By the time the 1950s came along, George Abbott had already had a career as a major Broadway producer, director, and writer. Abbott had been involved in numerous hits and innovative shows, including in the 1940s Pal Joey, On the Town, and High Button Shoes. It seemed as if he could do no wrong, or at least, very little, wrong.
The New Decade
Abbott kicked off the decade of the 1950s by directing Ethel Merman in Call Me Madam. With choreography by Jerome Robbins, music and lyrics by Irving Berlin, and a book by Howard Lindsay and Russel Crouse, the musical opened at the Imperial Theatre in NYC on October 12, 1950. It ran for 644 performances after garnering strong positive reviews.

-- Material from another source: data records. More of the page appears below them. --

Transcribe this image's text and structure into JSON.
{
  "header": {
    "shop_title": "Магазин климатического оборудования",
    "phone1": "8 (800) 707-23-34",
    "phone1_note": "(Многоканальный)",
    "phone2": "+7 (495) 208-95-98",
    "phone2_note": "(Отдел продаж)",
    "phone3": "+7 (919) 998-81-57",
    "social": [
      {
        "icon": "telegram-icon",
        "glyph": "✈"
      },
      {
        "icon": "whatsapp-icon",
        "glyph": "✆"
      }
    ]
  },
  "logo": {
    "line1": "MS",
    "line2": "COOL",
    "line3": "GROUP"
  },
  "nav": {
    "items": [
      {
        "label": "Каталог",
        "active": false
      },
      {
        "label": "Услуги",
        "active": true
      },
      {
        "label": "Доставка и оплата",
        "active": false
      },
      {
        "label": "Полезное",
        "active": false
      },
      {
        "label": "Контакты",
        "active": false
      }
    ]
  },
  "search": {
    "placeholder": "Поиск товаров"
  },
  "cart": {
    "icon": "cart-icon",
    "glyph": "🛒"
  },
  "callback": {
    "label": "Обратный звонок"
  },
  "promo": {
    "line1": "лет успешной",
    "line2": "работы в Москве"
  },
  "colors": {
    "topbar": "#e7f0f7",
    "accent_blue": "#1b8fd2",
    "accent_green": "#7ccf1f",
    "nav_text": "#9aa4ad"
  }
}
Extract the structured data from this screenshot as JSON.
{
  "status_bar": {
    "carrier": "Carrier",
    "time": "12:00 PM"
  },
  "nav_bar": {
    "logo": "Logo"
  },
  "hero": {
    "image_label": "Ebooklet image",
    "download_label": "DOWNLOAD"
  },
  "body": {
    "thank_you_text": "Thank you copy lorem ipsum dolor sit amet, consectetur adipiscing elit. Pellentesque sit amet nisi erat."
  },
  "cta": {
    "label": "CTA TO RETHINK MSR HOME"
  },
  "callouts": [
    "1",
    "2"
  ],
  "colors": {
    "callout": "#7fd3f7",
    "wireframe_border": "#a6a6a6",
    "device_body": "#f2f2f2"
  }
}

One of his biggest hits of the decade, The Pajama Game, opened on Broadway on May 13, 1954. It ran for 1,063 performances. It was a typical Abbott production. He directed it, but he also got partial credit as book writer. Richard Bissell, who wrote the novel 7 ½ Cents, on which the musical was based, also received credit for the book. The lyrics and music were by Richard Adler and Jerry Ross, although others contributed to both.
There was an amalgamation of talent associated with The Pajama, including two choreographers, Jerome Robbins and Bob Fosse. John Raitt, Janis Paige, and Carol Haney starred. This is the production in which Haney broke an ankle during the run and a relative newcomer named Shirley McClain replaced her and found herself on the way to stardom.
But in the 1950s, it was the 1955 hit musical Damn Yankees, with book by Abbott and Douglas Wallop, music by Richard Adler, and lyrics by Jerry Ross, that stood as Abbott’s biggest achievement. Abbott directed, Fosse choreographed, and Hal Prince produced. It was nominated for nine Tonys and won seven. Damn Yankees ran for 1,019 performances and became a mega-hit movie.
Late 1950s- 1960s
As the 1960s drew near, the hits would come harder for Abbott. He was certainly still a vital and important power in the theatre. In the late 50s, he was associated with New Girl in Town (1957), Once Upon a Mattress (1959), and Fiorello! (1959). He directed all three and was involved in writing the book for all but Once Upon a Mattress.
By the time his last major hit appeared in a Broadway theatre, which was the original production of A Funny Thing Happened on the Way to the Forum (1962), Abbott, who directed, was 75 years old. Hal Prince produced the show, which had music and lyrics by Stephen Sondheim and a book by Burt Shevelove and Larry Gelbart. The musical, which ran for close to 1,000 performances, won numerous Tonys, including garnering Abbott one for best director. This was not George Abbott’s swan song. But it was the last time he would enjoy such success.
From the mid-1960s to the mid-1990s, 10 more Broadway projects would follow. His last production involved Abbott working on revisions on the book for Damn Yankees for the 1994 revival. He died the next year at the age of 107. For George Abbott, the Broadway stage had given him a truly amazing career, and for eight decades he had given life to hit after hit and had entertained millions of Broadway theatergoers. It is a career in the American theatre that is unprecedented.